- Activity -
Where does the word "JSON" occur in the data below? Copy each line that holds it.

(Items from a dataset)
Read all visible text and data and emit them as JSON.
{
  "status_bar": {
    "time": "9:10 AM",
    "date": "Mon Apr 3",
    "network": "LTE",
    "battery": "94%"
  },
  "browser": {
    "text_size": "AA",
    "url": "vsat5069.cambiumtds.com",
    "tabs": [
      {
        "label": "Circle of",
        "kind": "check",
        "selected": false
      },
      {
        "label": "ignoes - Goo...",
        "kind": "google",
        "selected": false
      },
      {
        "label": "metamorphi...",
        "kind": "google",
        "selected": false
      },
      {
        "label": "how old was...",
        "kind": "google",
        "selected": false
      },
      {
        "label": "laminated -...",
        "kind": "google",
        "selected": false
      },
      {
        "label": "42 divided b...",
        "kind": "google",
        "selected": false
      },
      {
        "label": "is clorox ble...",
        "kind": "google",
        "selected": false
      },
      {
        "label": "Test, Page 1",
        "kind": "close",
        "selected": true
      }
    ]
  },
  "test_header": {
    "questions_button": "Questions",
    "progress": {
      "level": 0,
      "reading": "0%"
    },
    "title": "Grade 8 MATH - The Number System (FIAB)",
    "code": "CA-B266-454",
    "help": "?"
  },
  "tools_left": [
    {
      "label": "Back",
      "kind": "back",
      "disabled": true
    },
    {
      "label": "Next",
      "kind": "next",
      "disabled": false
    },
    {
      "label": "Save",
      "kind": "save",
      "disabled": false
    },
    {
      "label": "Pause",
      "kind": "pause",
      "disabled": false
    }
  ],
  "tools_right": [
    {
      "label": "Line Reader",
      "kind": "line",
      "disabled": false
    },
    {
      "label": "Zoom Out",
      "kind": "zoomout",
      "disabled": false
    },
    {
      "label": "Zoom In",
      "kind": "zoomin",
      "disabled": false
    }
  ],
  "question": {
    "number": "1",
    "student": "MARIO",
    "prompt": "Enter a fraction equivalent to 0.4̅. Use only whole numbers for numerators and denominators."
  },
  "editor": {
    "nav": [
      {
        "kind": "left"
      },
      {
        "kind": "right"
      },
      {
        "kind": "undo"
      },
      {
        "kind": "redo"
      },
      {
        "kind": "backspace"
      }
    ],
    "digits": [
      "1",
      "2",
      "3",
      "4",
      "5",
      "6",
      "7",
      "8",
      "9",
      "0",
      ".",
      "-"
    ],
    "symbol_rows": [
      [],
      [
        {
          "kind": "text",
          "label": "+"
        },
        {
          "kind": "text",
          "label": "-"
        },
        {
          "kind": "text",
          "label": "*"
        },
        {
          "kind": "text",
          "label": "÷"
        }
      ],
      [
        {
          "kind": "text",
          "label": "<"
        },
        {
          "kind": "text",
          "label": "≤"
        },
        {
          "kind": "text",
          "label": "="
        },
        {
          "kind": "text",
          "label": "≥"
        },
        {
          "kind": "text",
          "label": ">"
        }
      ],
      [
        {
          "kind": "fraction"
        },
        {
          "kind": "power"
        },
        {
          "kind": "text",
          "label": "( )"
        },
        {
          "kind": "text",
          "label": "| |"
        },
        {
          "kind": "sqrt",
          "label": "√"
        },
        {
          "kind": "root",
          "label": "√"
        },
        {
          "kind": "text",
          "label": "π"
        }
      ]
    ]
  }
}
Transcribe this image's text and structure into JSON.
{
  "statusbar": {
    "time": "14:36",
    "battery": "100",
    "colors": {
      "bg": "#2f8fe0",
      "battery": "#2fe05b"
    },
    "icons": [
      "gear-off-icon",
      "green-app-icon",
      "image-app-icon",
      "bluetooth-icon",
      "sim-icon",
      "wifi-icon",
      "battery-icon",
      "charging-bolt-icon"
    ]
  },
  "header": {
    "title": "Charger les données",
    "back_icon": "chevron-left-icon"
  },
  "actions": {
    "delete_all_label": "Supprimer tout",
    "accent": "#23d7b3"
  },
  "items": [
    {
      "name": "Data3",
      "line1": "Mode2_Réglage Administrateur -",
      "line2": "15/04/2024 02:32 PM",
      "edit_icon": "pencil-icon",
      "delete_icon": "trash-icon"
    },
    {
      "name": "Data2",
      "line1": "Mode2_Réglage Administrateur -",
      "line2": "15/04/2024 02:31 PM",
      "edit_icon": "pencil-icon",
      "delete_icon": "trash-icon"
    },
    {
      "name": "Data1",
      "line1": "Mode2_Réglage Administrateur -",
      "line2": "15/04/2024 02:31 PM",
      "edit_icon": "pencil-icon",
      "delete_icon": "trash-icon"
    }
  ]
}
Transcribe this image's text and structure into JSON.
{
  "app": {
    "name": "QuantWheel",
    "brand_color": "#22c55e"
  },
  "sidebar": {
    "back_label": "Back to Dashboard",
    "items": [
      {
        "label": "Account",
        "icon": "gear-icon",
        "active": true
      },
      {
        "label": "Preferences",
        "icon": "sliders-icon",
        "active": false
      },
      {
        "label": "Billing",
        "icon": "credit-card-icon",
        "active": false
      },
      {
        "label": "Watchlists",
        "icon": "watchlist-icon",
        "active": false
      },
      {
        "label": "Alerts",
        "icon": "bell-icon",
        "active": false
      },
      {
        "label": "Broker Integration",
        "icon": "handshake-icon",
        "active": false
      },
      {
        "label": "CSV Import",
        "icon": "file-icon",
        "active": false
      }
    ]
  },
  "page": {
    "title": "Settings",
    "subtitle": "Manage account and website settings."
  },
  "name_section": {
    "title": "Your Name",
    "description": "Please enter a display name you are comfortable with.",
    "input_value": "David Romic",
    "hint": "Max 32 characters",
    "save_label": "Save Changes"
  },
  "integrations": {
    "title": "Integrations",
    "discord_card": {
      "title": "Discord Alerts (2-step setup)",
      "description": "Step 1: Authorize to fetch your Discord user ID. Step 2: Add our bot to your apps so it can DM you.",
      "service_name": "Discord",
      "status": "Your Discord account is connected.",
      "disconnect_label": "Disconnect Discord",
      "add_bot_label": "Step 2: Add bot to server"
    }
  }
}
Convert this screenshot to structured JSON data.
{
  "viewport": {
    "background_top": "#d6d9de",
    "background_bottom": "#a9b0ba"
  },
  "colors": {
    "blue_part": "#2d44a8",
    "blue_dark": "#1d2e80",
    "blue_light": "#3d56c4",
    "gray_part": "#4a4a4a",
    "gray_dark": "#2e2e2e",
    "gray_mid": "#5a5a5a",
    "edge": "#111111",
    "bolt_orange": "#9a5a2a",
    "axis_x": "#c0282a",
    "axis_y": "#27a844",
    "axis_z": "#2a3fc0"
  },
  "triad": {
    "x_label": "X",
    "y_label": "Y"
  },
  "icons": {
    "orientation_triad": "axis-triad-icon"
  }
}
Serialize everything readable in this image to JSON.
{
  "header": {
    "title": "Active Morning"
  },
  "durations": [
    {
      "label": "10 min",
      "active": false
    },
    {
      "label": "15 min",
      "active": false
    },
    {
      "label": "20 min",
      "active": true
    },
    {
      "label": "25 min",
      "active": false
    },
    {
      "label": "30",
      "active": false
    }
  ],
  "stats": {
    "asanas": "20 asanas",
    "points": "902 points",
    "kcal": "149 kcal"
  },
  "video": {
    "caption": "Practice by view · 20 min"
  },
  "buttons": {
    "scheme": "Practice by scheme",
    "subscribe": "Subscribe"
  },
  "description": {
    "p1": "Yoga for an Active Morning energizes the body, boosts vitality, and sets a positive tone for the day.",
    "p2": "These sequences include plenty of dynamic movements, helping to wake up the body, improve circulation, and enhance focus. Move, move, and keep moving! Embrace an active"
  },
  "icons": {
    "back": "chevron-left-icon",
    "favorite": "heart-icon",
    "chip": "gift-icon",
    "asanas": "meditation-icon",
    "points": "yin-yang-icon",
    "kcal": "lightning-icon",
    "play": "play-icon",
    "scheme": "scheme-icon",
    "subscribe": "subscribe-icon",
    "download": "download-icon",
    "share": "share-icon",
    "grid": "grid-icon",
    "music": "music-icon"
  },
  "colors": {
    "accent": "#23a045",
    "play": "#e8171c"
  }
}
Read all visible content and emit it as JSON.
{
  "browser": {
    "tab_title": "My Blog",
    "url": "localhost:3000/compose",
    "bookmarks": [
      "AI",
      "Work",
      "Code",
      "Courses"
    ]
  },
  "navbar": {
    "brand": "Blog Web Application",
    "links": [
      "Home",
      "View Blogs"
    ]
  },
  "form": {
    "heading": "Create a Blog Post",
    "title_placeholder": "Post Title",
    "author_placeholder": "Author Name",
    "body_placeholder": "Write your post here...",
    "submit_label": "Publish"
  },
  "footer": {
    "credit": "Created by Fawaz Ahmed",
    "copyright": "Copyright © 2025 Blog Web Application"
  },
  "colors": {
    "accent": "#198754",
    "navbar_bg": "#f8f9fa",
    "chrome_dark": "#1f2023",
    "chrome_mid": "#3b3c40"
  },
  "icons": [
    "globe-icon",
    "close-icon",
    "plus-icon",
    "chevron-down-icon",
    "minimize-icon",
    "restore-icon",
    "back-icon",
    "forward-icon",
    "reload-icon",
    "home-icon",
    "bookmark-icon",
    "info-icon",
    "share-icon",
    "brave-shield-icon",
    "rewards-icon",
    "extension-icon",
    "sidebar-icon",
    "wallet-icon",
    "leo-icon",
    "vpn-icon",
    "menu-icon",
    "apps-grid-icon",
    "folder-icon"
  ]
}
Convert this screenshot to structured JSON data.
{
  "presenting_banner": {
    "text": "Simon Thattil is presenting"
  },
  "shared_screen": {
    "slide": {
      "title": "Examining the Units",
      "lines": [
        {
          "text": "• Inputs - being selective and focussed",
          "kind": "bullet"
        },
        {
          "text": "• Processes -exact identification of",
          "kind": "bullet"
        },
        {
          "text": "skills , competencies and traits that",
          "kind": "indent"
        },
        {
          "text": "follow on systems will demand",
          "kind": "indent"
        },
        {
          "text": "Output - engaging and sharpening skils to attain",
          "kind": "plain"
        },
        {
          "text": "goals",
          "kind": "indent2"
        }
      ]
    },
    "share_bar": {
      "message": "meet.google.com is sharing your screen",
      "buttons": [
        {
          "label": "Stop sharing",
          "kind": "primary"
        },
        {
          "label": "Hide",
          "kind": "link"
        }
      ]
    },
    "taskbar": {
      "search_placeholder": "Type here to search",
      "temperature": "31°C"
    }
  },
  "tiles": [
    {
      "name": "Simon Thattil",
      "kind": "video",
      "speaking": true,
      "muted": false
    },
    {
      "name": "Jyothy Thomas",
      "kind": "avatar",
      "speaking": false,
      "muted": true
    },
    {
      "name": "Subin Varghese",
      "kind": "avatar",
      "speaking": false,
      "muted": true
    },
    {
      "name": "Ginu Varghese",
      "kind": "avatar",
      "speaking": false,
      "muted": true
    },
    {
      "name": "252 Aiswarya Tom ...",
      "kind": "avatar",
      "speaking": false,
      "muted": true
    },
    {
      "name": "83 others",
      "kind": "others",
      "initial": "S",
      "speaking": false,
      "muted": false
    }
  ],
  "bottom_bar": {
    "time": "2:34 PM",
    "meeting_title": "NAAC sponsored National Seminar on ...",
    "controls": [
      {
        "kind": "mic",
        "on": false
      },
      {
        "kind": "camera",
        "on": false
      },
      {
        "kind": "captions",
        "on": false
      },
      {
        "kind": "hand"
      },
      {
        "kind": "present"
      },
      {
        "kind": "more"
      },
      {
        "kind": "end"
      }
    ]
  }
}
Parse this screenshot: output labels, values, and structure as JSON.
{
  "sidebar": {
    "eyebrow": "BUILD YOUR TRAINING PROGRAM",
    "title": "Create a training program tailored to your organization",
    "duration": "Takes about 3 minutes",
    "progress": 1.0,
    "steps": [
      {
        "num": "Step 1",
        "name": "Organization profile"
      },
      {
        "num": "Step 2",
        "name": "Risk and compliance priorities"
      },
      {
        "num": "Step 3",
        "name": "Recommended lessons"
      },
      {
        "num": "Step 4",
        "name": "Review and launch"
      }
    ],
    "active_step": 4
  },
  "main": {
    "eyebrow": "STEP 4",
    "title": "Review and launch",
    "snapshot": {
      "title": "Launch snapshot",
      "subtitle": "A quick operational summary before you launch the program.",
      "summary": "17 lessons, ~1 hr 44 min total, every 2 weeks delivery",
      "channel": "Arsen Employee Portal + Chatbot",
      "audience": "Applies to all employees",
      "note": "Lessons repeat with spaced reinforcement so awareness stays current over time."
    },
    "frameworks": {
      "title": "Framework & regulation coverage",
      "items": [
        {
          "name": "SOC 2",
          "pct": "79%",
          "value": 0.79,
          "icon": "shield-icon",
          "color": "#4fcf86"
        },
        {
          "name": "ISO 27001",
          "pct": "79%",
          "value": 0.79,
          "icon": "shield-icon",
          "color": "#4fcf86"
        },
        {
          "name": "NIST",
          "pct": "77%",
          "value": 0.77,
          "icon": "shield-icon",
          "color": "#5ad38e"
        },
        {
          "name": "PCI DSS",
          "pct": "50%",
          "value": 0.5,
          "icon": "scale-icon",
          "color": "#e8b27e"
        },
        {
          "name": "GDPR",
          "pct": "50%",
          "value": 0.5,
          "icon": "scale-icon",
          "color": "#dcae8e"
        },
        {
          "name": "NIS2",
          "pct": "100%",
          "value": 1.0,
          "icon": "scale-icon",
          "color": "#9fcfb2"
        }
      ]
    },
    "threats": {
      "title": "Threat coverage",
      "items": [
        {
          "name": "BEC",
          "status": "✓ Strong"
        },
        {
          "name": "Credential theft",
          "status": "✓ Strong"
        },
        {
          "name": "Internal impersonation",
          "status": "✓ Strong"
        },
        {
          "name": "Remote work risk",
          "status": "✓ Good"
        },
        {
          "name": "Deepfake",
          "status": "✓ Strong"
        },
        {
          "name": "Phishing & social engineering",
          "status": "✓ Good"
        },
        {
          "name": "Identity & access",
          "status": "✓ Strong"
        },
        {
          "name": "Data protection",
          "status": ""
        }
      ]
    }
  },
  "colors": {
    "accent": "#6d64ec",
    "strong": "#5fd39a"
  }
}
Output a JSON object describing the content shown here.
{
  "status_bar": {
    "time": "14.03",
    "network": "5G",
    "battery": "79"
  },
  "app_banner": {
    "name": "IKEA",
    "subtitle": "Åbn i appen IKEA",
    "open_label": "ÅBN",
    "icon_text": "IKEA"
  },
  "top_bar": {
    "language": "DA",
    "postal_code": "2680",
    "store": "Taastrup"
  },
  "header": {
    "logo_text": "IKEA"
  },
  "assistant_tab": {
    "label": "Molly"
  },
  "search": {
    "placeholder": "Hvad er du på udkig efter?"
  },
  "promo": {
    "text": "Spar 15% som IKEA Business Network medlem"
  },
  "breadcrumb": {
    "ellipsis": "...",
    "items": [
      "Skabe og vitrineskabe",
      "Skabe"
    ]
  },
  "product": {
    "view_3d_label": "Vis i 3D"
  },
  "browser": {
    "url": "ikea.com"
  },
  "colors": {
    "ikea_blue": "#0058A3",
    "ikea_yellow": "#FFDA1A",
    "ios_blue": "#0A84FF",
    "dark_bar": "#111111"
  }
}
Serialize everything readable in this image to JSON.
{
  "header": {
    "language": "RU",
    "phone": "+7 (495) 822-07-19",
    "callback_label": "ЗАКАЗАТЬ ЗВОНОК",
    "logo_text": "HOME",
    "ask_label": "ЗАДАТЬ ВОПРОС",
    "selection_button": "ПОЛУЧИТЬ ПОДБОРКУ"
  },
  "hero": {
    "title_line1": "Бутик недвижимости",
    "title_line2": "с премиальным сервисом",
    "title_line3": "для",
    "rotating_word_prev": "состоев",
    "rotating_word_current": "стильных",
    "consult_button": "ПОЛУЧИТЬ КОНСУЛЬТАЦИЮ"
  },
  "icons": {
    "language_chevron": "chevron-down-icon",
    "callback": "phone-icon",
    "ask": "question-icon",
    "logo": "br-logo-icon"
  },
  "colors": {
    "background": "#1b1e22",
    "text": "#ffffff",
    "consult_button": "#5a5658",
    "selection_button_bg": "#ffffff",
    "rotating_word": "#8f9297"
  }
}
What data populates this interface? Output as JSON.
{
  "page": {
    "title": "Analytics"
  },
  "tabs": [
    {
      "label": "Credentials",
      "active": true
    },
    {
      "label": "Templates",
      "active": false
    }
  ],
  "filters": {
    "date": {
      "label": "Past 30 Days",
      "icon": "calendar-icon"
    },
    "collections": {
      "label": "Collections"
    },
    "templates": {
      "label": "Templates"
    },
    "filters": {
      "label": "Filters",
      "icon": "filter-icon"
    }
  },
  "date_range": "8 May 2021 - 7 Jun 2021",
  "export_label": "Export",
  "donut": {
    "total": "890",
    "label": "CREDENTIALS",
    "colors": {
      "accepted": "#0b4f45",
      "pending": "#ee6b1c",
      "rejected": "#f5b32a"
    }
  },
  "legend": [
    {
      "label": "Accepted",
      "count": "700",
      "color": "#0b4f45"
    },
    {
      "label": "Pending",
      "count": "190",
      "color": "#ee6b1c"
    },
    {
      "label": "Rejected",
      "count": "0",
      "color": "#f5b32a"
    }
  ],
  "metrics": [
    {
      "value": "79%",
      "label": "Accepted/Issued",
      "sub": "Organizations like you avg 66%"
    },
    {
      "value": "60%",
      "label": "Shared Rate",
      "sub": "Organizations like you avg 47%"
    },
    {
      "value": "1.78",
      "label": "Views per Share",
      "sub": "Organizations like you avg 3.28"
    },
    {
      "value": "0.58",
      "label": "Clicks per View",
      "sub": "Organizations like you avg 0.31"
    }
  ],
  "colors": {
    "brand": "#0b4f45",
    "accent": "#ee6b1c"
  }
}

- Result for this task -
Read all visible text and data and emit them as JSON.
Transcribe this image's text and structure into JSON.
Transcribe this image's text and structure into JSON.
Convert this screenshot to structured JSON data.
Serialize everything readable in this image to JSON.
Read all visible content and emit it as JSON.
Convert this screenshot to structured JSON data.
Parse this screenshot: output labels, values, and structure as JSON.
Output a JSON object describing the content shown here.
Serialize everything readable in this image to JSON.
What data populates this interface? Output as JSON.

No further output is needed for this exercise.